It's about time McCormick (NYSE:MKC) shares start participating in the broader stock market rally. The spices, flavorings, and condiments seller recently announced another quarter of strong sales growth that bolsters management's claim that many cook-at-home trends will stick around after the pandemic threat fades.
McCormick should benefit disproportionately from those consumer shifts, but that's not the only reason to like this stock following its second-quarter earnings report.
1. Growth is here to stay
Many consumer packaged foods companies are predicting higher demand for their products following the pandemic. But McCormick's results through late May show that it can capitalize on that lift better than its peers.
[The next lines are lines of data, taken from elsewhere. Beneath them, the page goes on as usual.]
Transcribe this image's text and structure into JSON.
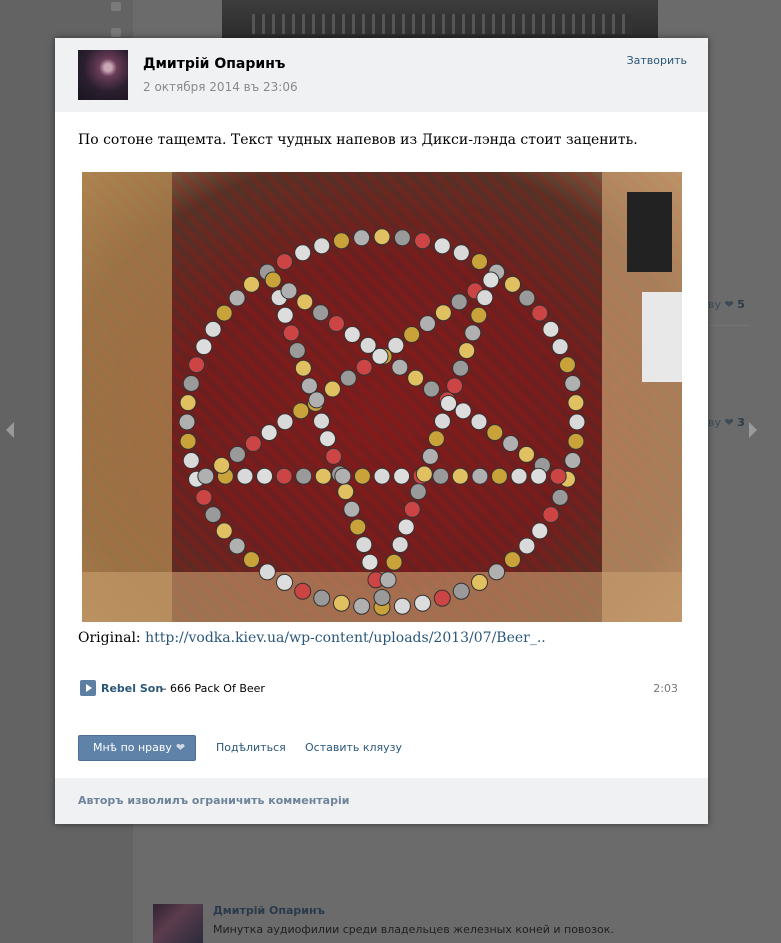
{
  "background": {
    "likes_row_1": {
      "label": "ву",
      "count": "5"
    },
    "likes_row_2": {
      "label": "ву",
      "count": "3"
    },
    "post": {
      "author": "Дмитрій Опаринъ",
      "text": "Минутка аудиофилии среди владельцев железных коней и повозок."
    }
  },
  "modal": {
    "author_name": "Дмитрій Опаринъ",
    "date": "2 октября 2014 въ 23:06",
    "close_label": "Затворить",
    "text": "По сотоне тащемта. Текст чудных напевов из Дикси-лэнда стоит заценить.",
    "original_label": "Original:",
    "original_link": "http://vodka.kiev.ua/wp-content/uploads/2013/07/Beer_..",
    "audio": {
      "artist": "Rebel Son",
      "separator": " – ",
      "title": "666 Pack Of Beer",
      "duration": "2:03"
    },
    "like_label": "Мнѣ по нраву",
    "share_label": "Подѣлиться",
    "complain_label": "Оставить кляузу",
    "footer_note": "Авторъ изволилъ ограничить комментаріи"
  },
  "colors": {
    "accent_link": "#2b587a",
    "button_bg": "#5e82a8",
    "header_bg": "#f0f1f3",
    "overlay": "#5d5d5d"
  }
}
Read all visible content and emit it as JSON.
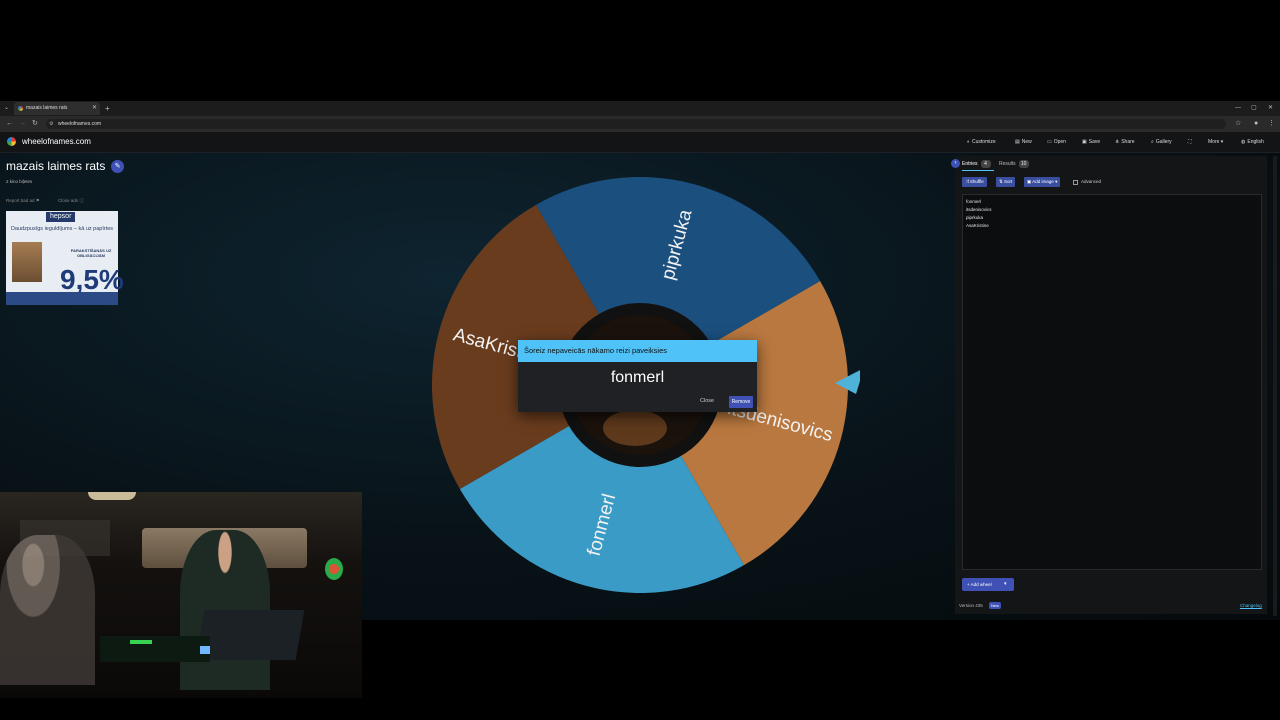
{
  "browser": {
    "tab_title": "mazais laimes rats",
    "url": "wheelofnames.com",
    "icons": {
      "back": "arrow-left-icon",
      "forward": "arrow-right-icon",
      "reload": "reload-icon"
    }
  },
  "site": {
    "logo": "wheelofnames.com",
    "header_buttons": [
      {
        "label": "Customize",
        "icon": "palette-icon",
        "glyph": "◐"
      },
      {
        "label": "New",
        "icon": "file-icon",
        "glyph": "▤"
      },
      {
        "label": "Open",
        "icon": "folder-icon",
        "glyph": "▭"
      },
      {
        "label": "Save",
        "icon": "save-icon",
        "glyph": "▣"
      },
      {
        "label": "Share",
        "icon": "share-icon",
        "glyph": "⋔"
      },
      {
        "label": "Gallery",
        "icon": "search-icon",
        "glyph": "⌕"
      },
      {
        "label": "",
        "icon": "fullscreen-icon",
        "glyph": "⛶"
      },
      {
        "label": "More ▾",
        "icon": "",
        "glyph": ""
      },
      {
        "label": "English",
        "icon": "globe-icon",
        "glyph": "◍"
      }
    ],
    "wheel_title": "mazais laimes rats",
    "subtitle": "2 kino biļetes",
    "report_bad_ad": "Report bad ad",
    "close_ads": "Close ads",
    "ad": {
      "brand": "hepsor",
      "headline": "Daudzpusīgs ieguldījums – kā uz papīrtes",
      "small": "PARAKSTĪŠANĀS UZ OBLIGĀCIJĀM",
      "rate": "9,5%"
    }
  },
  "wheel": {
    "segments": [
      {
        "label": "itsdenisovics",
        "color": "#b9783f",
        "start": -30,
        "end": 60
      },
      {
        "label": "fonmerl",
        "color": "#3a9cc6",
        "start": 60,
        "end": 150
      },
      {
        "label": "AsaKristine",
        "color": "#6a3c1e",
        "start": 150,
        "end": 240
      },
      {
        "label": "piprkuka",
        "color": "#1b4f7e",
        "start": 240,
        "end": 330
      }
    ]
  },
  "dialog": {
    "title": "Šoreiz nepaveicās nākamo reizi paveiksies",
    "winner": "fonmerl",
    "close": "Close",
    "remove": "Remove"
  },
  "panel": {
    "tabs": [
      {
        "label": "Entries",
        "count": "4"
      },
      {
        "label": "Results",
        "count": "10"
      }
    ],
    "buttons": {
      "shuffle": "Shuffle",
      "sort": "Sort",
      "add_image": "Add image"
    },
    "advanced": "Advanced",
    "entries": [
      "fonmerl",
      "itsdenisovics",
      "piprkuka",
      "AsaKristine"
    ],
    "add_wheel": "Add wheel",
    "version": "Version 435",
    "version_badge": "New",
    "changelog": "Changelog"
  }
}
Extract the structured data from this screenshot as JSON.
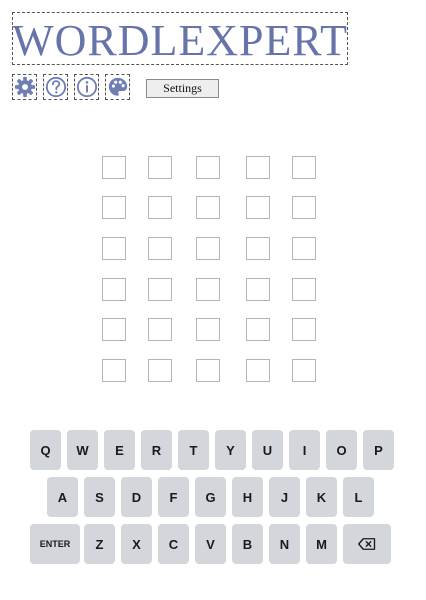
{
  "header": {
    "logo_text": "WORDLEXPERT"
  },
  "toolbar": {
    "icons": [
      "gear-icon",
      "help-icon",
      "info-icon",
      "palette-icon"
    ],
    "settings_label": "Settings"
  },
  "board": {
    "rows": 6,
    "cols": 5
  },
  "keyboard": {
    "row1": [
      "Q",
      "W",
      "E",
      "R",
      "T",
      "Y",
      "U",
      "I",
      "O",
      "P"
    ],
    "row2": [
      "A",
      "S",
      "D",
      "F",
      "G",
      "H",
      "J",
      "K",
      "L"
    ],
    "row3": [
      "ENTER",
      "Z",
      "X",
      "C",
      "V",
      "B",
      "N",
      "M",
      "backspace"
    ]
  },
  "colors": {
    "logo": "#6674aa",
    "icon": "#6f7fb5",
    "key_bg": "#d3d6da",
    "cell_border": "#b5b5b5"
  }
}
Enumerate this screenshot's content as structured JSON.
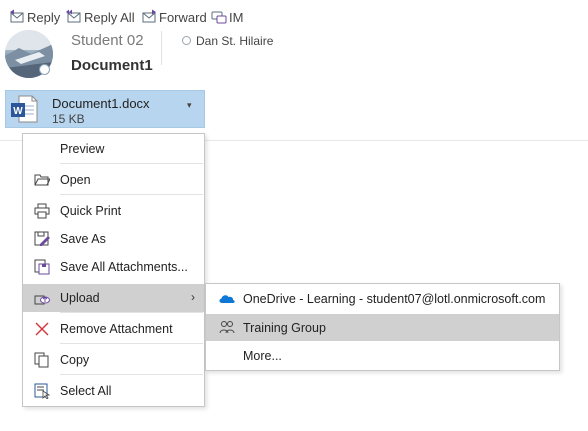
{
  "toolbar": {
    "reply": "Reply",
    "reply_all": "Reply All",
    "forward": "Forward",
    "im": "IM"
  },
  "message": {
    "sender": "Student 02",
    "recipient": "Dan St. Hilaire",
    "subject": "Document1"
  },
  "attachment": {
    "name": "Document1.docx",
    "size": "15 KB"
  },
  "context_menu": {
    "preview": "Preview",
    "open": "Open",
    "quick_print": "Quick Print",
    "save_as": "Save As",
    "save_all": "Save All Attachments...",
    "upload": "Upload",
    "remove": "Remove Attachment",
    "copy": "Copy",
    "select_all": "Select All"
  },
  "upload_submenu": {
    "onedrive": "OneDrive - Learning - student07@lotl.onmicrosoft.com",
    "training_group": "Training Group",
    "more": "More..."
  },
  "colors": {
    "attachment_bg": "#b7d5ee",
    "menu_highlight": "#d0d0d0",
    "word_blue": "#2b579a",
    "onedrive_blue": "#0f78d4",
    "remove_red": "#d13438"
  }
}
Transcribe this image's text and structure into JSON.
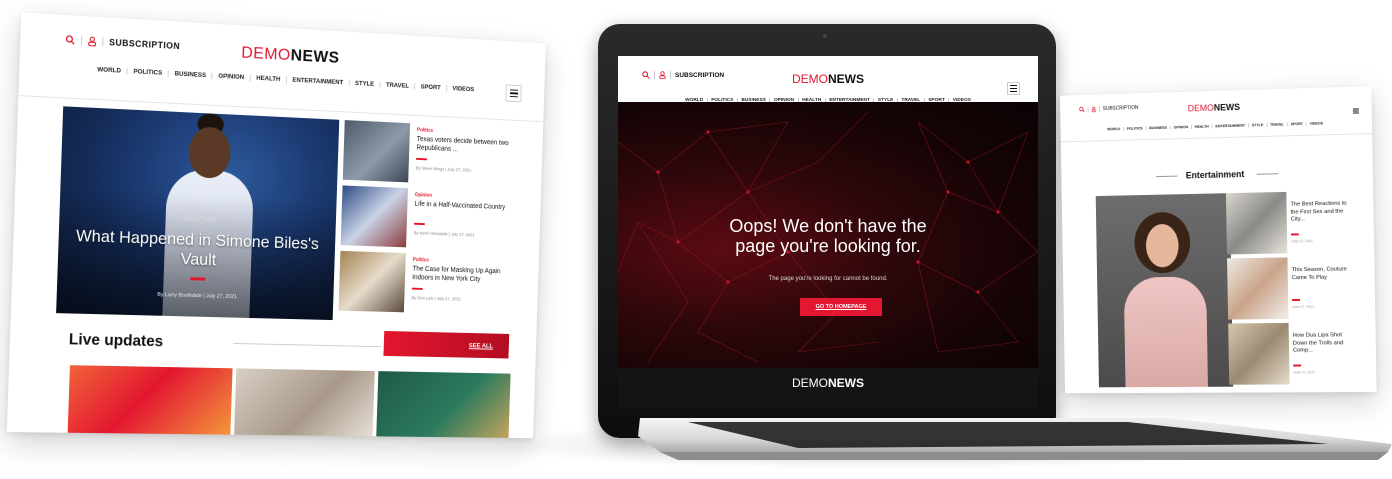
{
  "brand": {
    "part1": "DEMO",
    "part2": "NEWS"
  },
  "header": {
    "subscription": "SUBSCRIPTION"
  },
  "nav": [
    "WORLD",
    "POLITICS",
    "BUSINESS",
    "OPINION",
    "HEALTH",
    "ENTERTAINMENT",
    "STYLE",
    "TRAVEL",
    "SPORT",
    "VIDEOS"
  ],
  "left_site": {
    "hero": {
      "category": "Sports Travel",
      "title": "What Happened in Simone Biles's Vault",
      "byline": "By Larry Boothdale  |  July 27, 2021"
    },
    "side_stories": [
      {
        "category": "Politics",
        "title": "Texas voters decide between two Republicans ...",
        "byline": "By Steve Mingo  |  July 27, 2021"
      },
      {
        "category": "Opinion",
        "title": "Life in a Half-Vaccinated Country",
        "byline": "By Kevin Shonidak  |  July 27, 2021"
      },
      {
        "category": "Politics",
        "title": "The Case for Masking Up Again Indoors in New York City",
        "byline": "By Don Lalo  |  July 27, 2021"
      }
    ],
    "live_updates": {
      "heading": "Live updates",
      "see_all": "SEE ALL"
    }
  },
  "laptop_site": {
    "error_heading": "Oops! We don't have the page you're looking for.",
    "error_text": "The page you're looking for cannot be found.",
    "home_button": "GO TO HOMEPAGE"
  },
  "right_site": {
    "section_title": "Entertainment",
    "stories": [
      {
        "title": "The Best Reactions to the First Sex and the City...",
        "byline": "June 27, 2021"
      },
      {
        "title": "This Season, Couture Came To Play",
        "byline": "June 27, 2021"
      },
      {
        "title": "How Dua Lipa Shot Down the Trolls and Comp...",
        "byline": "June 27, 2021"
      }
    ]
  },
  "colors": {
    "accent": "#e3172f",
    "dark_bg": "#150405"
  },
  "icons": [
    "search-icon",
    "user-icon",
    "menu-icon"
  ]
}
Sales were up 8% this quarter as higher consumer sales more than offset a weak restaurant business. Sure, that's slower than the 20% spike the company reported last quarter. But it still translates into market share growth and a higher sales base compared to before the pandemic struck. McCormick's Q2 revenue is up 20% compared to 2019, in fact. General Mills (NYSE:GIS), for context, just reported less than half that expansion rate.
2. Pricing power
McCormick has more room to raise prices thanks to its portfolio of brands that tilts toward high-margin products like hot sauces and other condiments. That's important because costs are increasing quickly right now.
That move hurt profit margins slightly this past quarter, with gross profit margin falling slightly. But its current 40% rate stacks up well against General Mills' 36%. McCormick just implemented price increases that should lift sales and earnings through the rest of the fiscal year, and that's a big reason why management just lifted their 2021 outlook for both metrics. Sales should rise by between 8% and 10%, they predict, even as major markets like the U.S. settle back down to more normal consumer mobility patterns. In comparison, PepsiCo (NASDAQ:PEP) is targeting about a 5% growth uptick this year.
3. Cash flow
McCormick is also expecting a double-digit earnings boost this year along with strong cash flow. Annual operating cash recently crossed the $1 billion mark, in fact, and should continue to rise thanks to the company's growing portfolio and falling costs.
That success is giving CEO Lawrence Kurzius and his team room to spend aggressively on brand marketing and innovation, meaning growth might easily stay near the 9% to 10% level after the pandemic threat passes.
Shareholder returns will be amplified by higher cash coming through stock buybacks and dividends. I'd expect these direct returns to grow faster over time, too, as McCormick makes progress paying down the debt it took on to make game-changing condiment and sauce acquisitions in recent years.
Combine that bright outlook with the fact that this stock is down over the past year and is trailing peers like PepsiCo and General Mills, and you have a compelling investing thesis. Sure, it's no steal at its current valuation of about four times annual sales. But McCormick stock should still deliver strong returns to investors who hold on as it capitalizes on cook-at-home trends over the coming decades.